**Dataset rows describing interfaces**
————
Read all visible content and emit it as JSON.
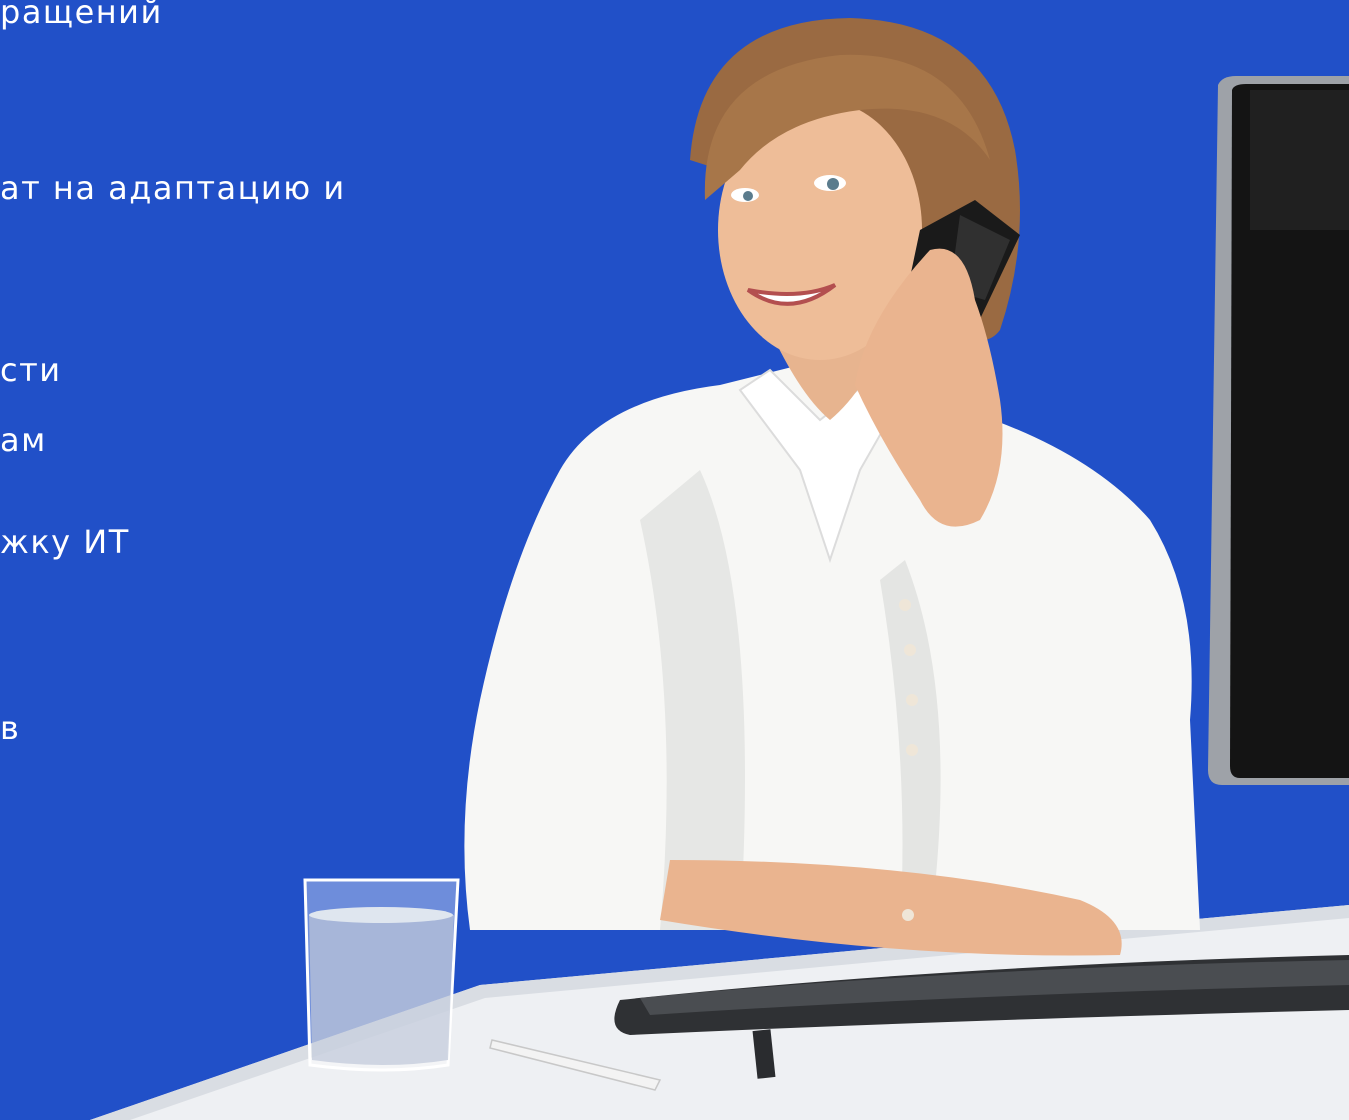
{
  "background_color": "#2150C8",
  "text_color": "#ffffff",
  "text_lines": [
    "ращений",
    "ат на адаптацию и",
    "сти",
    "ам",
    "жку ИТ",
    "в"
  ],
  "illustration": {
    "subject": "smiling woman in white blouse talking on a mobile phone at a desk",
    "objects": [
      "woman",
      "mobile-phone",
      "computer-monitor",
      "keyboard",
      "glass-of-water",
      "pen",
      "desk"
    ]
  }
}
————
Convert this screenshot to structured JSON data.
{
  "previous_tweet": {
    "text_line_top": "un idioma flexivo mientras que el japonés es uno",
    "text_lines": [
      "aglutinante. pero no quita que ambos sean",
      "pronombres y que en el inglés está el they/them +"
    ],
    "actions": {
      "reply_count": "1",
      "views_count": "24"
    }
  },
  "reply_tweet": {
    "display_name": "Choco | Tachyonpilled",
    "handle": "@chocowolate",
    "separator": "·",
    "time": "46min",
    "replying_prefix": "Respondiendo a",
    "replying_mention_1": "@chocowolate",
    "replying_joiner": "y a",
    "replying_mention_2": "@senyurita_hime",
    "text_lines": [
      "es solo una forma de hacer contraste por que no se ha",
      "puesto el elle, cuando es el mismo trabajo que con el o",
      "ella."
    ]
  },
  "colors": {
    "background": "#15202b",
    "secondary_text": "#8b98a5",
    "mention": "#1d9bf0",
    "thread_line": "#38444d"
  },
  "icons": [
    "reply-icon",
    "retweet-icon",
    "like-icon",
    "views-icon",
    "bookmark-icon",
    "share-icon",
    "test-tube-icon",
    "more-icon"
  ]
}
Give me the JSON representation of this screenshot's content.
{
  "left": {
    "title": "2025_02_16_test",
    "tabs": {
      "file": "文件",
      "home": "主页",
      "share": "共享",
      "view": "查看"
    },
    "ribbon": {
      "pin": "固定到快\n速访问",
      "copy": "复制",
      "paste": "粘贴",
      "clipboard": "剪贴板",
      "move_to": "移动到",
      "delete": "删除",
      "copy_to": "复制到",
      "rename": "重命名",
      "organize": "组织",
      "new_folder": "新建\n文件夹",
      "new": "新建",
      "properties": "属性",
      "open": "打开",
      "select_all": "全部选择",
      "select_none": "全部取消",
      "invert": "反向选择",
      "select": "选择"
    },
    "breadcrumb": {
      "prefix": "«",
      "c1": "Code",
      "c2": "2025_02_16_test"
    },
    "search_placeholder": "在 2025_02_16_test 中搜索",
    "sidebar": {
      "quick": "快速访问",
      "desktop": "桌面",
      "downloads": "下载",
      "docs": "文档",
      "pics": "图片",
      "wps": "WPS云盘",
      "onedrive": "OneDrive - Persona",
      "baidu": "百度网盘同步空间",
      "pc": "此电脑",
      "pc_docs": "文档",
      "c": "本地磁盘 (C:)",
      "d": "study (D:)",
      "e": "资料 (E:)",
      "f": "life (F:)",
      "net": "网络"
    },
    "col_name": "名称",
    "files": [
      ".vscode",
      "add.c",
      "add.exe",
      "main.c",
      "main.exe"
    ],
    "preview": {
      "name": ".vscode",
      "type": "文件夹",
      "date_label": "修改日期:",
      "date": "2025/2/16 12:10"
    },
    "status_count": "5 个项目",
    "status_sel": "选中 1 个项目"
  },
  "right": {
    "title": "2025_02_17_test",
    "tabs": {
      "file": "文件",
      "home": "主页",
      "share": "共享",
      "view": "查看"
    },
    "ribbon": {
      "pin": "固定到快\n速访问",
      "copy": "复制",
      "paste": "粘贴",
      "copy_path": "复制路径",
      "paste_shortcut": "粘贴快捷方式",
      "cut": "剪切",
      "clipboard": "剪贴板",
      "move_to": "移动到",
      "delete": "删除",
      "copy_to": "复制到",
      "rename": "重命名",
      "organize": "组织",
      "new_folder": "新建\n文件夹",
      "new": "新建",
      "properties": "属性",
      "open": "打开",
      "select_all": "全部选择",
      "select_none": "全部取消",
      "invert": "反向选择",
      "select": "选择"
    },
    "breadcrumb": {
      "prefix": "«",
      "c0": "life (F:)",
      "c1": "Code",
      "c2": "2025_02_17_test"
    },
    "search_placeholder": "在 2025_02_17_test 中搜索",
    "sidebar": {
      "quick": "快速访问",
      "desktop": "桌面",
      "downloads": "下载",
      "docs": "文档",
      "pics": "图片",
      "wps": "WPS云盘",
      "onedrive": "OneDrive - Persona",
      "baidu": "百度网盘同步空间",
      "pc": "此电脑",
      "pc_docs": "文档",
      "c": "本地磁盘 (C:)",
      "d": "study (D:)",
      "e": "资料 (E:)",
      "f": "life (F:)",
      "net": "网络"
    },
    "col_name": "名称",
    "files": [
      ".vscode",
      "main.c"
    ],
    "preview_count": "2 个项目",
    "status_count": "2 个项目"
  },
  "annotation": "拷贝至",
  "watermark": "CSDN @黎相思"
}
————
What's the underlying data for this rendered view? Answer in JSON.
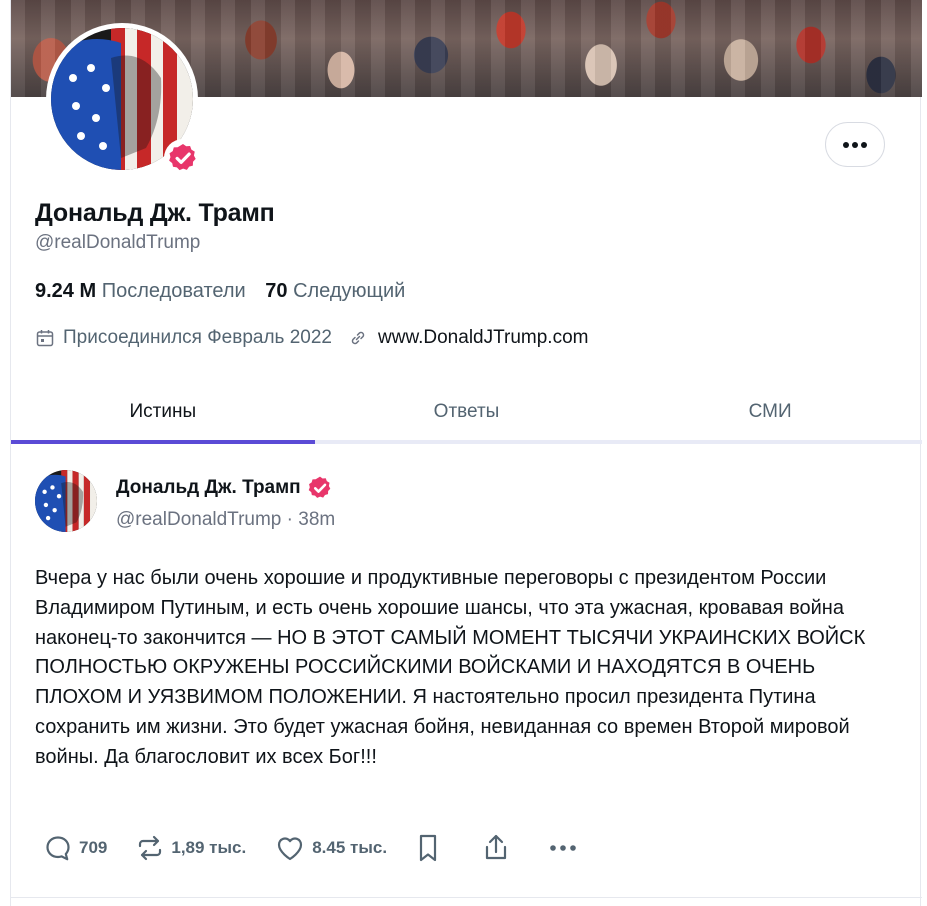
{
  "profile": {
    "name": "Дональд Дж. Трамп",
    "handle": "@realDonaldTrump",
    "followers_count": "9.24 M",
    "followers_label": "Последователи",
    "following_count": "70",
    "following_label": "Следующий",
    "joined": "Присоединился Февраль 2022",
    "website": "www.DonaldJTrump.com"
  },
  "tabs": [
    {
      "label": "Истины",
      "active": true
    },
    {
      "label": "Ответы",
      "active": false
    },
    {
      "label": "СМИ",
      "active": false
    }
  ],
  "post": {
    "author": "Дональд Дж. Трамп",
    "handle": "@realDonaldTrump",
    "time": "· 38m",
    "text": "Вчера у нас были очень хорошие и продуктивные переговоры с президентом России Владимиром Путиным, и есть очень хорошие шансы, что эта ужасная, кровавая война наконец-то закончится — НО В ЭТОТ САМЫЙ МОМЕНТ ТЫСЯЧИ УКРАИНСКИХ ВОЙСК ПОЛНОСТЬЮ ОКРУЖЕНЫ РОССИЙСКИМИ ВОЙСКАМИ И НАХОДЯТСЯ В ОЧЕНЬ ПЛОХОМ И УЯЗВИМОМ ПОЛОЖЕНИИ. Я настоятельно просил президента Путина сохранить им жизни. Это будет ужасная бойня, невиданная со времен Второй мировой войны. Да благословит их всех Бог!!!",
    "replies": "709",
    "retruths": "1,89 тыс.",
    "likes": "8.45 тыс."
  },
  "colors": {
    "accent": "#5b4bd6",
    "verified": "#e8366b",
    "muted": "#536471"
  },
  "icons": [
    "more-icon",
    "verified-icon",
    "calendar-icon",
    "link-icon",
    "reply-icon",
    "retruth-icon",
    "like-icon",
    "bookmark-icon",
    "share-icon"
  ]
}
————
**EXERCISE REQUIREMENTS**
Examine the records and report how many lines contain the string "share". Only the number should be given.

**REPLY**
4